> _YOUR TASK_
Where in the records does the word "JSON" appear? Copy each line that holds it.

Element data from apps and pages:
────────────────────────────────────────

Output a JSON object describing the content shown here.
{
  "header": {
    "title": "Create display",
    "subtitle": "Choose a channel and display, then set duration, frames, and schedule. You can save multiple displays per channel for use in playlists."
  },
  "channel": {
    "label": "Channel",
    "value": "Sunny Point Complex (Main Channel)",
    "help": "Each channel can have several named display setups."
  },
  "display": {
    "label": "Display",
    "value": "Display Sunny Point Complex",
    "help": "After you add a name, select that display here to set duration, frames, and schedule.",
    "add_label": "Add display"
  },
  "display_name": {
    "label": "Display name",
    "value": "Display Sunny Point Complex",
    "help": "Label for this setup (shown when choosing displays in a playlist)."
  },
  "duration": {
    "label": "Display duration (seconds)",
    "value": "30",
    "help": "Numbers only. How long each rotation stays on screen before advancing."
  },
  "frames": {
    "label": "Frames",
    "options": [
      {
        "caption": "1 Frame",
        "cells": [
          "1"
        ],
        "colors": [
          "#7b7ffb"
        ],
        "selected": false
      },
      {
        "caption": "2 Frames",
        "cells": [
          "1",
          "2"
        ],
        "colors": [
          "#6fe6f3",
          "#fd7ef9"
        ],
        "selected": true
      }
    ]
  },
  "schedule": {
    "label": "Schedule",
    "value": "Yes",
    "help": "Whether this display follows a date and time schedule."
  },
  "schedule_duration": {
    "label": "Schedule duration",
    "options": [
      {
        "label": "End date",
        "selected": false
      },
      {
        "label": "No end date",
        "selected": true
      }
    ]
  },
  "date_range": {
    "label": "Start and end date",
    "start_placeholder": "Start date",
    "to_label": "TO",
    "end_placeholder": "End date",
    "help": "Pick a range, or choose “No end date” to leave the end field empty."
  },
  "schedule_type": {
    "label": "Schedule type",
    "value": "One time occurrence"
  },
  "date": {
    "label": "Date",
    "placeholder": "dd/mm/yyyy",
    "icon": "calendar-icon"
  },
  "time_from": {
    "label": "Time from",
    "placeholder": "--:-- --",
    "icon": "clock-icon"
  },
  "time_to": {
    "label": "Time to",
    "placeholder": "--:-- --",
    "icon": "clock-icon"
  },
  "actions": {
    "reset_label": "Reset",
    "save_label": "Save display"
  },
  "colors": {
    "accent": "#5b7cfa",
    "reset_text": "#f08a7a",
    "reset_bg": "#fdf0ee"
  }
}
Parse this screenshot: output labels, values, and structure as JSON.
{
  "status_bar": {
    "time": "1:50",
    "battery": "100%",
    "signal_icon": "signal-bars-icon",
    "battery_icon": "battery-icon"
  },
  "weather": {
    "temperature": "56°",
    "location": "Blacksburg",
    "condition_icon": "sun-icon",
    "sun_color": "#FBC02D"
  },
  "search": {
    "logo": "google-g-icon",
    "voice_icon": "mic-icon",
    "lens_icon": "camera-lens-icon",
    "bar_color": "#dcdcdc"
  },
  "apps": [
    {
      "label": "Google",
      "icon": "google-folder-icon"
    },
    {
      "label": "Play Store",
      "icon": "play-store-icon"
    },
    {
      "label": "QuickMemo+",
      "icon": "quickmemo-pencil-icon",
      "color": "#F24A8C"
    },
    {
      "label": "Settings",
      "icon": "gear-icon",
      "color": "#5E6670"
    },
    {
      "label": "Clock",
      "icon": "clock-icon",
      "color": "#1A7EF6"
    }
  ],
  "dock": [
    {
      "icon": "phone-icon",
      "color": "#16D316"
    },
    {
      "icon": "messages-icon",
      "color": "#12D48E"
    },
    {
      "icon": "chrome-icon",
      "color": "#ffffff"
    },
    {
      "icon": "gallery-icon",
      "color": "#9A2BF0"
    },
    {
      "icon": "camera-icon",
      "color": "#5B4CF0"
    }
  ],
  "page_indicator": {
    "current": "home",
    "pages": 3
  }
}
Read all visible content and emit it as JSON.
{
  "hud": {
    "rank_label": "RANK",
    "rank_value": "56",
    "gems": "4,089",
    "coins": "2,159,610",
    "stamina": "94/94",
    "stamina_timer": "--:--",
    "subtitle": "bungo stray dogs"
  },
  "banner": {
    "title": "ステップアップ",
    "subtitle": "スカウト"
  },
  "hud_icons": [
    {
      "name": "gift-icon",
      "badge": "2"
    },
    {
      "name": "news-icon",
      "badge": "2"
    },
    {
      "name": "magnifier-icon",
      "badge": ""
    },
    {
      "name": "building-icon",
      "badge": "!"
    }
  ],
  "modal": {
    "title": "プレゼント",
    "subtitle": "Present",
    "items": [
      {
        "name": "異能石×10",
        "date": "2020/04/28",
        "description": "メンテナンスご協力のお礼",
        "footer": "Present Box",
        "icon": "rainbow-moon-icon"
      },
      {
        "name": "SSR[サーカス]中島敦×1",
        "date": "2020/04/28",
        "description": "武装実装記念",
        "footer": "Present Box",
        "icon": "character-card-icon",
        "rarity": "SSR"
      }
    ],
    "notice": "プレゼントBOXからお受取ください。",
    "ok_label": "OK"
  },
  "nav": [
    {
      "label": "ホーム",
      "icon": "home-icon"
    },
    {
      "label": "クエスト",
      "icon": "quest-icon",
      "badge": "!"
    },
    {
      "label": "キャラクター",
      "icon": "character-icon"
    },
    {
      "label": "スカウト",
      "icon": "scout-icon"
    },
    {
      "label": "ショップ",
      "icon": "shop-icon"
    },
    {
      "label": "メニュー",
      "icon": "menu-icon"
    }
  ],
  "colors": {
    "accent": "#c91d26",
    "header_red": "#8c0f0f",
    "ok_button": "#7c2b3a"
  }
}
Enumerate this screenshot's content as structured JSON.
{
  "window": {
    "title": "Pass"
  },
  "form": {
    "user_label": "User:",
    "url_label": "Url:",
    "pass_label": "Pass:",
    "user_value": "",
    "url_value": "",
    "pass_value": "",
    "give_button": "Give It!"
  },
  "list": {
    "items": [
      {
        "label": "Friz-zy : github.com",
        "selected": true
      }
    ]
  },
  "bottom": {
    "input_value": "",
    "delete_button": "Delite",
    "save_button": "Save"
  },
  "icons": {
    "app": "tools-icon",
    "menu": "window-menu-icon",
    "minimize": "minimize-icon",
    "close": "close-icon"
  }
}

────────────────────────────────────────

> _EXERCISE OUTPUT_
Output a JSON object describing the content shown here.
Parse this screenshot: output labels, values, and structure as JSON.
Read all visible content and emit it as JSON.
Enumerate this screenshot's content as structured JSON.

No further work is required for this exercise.